WHAT NEEDS TO BE DONE: Go through the records below and report each line with "Elementos" in it.

INPUT FOR THIS TASK:
[Start of Attachment]
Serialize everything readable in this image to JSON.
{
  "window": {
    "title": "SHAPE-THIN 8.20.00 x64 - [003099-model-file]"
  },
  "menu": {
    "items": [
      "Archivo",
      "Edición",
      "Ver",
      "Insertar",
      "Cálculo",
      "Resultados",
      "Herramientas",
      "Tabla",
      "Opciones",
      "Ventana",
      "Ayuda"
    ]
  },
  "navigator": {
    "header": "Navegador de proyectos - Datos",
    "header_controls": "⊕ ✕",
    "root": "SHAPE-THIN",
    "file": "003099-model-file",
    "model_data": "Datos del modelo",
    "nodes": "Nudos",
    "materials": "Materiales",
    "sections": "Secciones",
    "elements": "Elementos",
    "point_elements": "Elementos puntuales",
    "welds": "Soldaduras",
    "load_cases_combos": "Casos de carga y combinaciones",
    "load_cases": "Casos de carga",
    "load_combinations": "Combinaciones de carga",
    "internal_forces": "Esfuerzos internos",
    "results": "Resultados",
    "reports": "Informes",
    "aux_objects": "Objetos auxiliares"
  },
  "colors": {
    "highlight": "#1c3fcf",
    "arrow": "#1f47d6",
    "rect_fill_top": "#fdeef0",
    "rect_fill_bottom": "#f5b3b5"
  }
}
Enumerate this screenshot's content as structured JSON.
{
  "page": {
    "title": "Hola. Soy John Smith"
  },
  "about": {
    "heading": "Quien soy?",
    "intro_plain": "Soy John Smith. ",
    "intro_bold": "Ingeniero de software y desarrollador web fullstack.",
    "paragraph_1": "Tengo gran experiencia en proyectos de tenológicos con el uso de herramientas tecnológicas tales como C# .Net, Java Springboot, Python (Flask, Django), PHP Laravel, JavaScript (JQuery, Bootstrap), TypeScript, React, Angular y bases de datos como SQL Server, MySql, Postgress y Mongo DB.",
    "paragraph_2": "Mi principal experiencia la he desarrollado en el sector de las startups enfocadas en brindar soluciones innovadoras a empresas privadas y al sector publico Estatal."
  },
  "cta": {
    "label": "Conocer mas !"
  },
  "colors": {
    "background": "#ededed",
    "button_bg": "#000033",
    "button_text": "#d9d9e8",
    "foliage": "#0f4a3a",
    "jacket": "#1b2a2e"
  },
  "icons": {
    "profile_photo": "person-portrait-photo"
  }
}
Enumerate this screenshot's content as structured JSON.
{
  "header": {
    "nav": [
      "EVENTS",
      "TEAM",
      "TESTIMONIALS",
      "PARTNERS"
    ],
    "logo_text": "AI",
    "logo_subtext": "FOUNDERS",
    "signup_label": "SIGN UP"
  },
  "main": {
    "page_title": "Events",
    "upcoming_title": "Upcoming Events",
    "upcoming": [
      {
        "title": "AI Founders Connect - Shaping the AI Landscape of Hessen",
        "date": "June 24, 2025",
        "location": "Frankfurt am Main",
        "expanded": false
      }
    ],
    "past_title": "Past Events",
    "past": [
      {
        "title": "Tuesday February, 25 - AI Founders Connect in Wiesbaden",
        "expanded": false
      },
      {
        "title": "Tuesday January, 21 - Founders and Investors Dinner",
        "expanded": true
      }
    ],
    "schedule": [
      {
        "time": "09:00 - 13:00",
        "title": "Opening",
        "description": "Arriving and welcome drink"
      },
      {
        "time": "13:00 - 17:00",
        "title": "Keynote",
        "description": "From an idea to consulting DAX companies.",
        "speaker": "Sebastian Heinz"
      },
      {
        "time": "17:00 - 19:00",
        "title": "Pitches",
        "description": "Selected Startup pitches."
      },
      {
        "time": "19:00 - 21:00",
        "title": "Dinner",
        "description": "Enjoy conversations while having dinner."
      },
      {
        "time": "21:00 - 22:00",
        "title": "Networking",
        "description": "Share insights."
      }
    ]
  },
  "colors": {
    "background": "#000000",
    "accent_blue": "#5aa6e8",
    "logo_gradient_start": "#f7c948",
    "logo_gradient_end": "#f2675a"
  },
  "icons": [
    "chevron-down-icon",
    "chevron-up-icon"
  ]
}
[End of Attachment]
SOLUTION TO THIS PROBLEM:
    "elements": "Elementos",
    "point_elements": "Elementos puntuales",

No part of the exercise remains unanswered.